━━━ Records shown ━━━

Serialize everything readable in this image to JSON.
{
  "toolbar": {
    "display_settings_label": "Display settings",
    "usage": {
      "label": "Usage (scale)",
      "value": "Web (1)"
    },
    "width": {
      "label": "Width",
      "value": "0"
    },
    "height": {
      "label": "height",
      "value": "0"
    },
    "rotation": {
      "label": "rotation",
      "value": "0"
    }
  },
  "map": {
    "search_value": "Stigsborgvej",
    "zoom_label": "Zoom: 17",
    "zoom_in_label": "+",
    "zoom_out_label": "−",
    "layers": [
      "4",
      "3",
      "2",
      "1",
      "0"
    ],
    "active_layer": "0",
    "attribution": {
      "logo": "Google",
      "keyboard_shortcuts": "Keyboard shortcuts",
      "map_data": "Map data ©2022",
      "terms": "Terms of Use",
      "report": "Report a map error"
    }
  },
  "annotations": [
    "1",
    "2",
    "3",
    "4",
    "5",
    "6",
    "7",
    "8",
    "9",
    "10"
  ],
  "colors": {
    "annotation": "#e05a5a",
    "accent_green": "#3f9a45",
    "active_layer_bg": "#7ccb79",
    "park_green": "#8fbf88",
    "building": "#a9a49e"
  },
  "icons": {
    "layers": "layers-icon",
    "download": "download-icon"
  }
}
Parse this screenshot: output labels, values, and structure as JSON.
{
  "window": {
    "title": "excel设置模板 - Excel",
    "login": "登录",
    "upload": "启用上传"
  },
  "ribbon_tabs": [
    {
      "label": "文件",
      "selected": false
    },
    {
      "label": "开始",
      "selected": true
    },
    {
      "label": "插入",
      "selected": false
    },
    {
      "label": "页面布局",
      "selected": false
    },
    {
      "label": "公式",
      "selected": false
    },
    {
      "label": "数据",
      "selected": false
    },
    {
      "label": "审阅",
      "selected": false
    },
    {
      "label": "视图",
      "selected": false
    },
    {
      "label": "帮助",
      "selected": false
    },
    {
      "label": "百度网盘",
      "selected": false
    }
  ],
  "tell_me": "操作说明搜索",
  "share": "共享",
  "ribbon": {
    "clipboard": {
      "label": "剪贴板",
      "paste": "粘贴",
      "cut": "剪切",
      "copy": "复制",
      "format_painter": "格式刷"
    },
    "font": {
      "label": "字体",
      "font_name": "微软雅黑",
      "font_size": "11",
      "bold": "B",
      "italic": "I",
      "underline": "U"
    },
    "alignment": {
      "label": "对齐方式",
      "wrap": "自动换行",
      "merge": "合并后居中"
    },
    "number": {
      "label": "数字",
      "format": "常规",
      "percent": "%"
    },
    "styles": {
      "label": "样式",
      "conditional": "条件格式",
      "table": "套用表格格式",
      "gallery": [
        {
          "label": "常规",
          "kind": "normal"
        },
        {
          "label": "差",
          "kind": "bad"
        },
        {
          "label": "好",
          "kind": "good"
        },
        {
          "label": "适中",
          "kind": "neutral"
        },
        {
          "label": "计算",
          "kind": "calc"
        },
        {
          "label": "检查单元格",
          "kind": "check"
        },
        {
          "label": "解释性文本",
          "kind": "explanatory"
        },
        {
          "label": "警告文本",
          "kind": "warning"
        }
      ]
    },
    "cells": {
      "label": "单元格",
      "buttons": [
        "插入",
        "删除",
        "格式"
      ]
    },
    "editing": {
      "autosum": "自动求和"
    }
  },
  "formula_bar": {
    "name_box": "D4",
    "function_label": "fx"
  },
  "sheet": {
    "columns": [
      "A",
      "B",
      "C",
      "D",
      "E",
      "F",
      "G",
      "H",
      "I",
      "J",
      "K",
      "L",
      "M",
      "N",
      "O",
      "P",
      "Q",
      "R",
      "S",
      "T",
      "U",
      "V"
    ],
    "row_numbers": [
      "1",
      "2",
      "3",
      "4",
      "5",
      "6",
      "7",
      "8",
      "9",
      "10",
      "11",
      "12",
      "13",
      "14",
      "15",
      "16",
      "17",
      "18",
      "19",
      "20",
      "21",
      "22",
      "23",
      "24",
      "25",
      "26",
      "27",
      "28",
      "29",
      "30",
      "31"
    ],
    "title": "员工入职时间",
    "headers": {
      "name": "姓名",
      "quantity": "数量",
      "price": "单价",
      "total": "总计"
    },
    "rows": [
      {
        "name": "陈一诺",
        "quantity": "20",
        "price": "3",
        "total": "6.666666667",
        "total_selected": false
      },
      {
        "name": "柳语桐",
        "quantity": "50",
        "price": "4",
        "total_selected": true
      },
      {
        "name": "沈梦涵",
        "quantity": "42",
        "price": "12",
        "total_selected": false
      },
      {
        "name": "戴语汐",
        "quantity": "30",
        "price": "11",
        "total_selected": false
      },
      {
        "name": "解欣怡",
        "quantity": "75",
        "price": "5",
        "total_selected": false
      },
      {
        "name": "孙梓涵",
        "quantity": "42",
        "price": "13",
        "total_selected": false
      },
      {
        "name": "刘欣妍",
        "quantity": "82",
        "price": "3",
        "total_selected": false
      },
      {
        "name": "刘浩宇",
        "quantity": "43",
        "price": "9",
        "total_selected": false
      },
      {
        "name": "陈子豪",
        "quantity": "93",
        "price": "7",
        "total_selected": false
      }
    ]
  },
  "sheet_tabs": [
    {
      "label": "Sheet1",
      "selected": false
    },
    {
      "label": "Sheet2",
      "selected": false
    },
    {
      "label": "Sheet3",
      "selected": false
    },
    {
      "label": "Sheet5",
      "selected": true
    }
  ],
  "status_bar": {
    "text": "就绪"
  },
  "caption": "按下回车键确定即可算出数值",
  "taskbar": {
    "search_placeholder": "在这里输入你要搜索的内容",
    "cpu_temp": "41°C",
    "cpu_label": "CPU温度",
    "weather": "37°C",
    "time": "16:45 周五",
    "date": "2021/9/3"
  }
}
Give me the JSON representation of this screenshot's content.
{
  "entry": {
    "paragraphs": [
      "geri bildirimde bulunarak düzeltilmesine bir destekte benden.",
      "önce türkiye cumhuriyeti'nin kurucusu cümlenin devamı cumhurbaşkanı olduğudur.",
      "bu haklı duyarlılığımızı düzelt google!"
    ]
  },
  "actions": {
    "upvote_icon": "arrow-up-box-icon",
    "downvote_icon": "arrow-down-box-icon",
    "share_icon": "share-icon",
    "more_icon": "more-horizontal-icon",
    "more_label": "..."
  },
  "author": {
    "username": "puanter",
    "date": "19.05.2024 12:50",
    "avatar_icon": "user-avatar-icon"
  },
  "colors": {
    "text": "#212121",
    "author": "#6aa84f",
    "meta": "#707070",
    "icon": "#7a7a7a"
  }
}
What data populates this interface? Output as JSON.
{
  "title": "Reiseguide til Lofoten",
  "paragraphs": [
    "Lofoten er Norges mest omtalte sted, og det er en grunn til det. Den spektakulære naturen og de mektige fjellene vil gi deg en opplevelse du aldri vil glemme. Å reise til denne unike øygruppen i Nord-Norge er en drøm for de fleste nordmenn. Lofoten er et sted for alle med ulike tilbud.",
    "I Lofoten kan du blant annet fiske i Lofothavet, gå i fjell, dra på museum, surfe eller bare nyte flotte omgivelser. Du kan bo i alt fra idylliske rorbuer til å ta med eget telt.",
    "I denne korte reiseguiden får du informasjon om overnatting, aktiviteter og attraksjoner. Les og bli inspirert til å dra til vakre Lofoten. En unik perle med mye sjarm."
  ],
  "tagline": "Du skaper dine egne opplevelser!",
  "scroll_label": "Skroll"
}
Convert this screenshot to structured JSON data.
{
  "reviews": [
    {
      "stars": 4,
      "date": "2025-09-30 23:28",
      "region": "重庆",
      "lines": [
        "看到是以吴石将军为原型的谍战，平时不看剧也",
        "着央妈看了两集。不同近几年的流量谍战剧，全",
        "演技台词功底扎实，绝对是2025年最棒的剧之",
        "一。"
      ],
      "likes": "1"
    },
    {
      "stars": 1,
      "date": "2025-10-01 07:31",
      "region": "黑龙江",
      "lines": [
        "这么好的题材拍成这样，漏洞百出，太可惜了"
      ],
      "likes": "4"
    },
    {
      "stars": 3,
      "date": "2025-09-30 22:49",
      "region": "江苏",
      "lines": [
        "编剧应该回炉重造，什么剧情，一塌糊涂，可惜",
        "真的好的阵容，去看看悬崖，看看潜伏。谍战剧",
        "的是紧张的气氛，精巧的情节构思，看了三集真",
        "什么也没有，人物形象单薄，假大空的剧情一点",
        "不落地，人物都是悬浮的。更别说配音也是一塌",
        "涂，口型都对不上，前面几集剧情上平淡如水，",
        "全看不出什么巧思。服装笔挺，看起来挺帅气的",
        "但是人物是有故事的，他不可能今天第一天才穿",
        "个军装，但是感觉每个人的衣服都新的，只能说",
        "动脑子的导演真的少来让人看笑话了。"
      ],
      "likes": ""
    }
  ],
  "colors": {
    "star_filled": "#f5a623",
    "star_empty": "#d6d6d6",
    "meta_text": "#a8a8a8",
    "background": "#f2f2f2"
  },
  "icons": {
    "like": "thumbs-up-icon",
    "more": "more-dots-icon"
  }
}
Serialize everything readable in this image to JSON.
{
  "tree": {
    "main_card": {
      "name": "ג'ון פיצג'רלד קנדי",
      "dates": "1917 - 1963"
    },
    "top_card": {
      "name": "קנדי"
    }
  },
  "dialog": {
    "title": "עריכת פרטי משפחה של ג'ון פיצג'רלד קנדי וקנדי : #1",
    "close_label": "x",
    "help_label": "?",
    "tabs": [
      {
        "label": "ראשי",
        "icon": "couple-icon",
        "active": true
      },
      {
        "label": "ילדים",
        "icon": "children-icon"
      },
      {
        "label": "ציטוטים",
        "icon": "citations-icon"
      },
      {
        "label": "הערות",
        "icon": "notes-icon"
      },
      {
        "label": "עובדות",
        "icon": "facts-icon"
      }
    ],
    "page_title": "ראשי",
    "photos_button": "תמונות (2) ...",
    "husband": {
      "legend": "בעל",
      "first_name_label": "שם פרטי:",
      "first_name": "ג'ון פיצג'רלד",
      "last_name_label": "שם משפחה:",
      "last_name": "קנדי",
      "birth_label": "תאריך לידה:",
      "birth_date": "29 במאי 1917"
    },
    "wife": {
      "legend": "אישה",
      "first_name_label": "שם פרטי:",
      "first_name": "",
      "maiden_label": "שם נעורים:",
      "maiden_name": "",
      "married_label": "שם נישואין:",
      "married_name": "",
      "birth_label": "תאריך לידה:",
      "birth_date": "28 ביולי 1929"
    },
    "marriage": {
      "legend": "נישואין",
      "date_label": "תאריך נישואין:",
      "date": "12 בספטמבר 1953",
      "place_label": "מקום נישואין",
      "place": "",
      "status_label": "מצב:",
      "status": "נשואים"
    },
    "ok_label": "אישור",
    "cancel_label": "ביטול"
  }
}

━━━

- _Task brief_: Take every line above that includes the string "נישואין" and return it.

- _Exercise solution_:
      "married_label": "שם נישואין:",
      "legend": "נישואין",
      "date_label": "תאריך נישואין:",
      "place_label": "מקום נישואין",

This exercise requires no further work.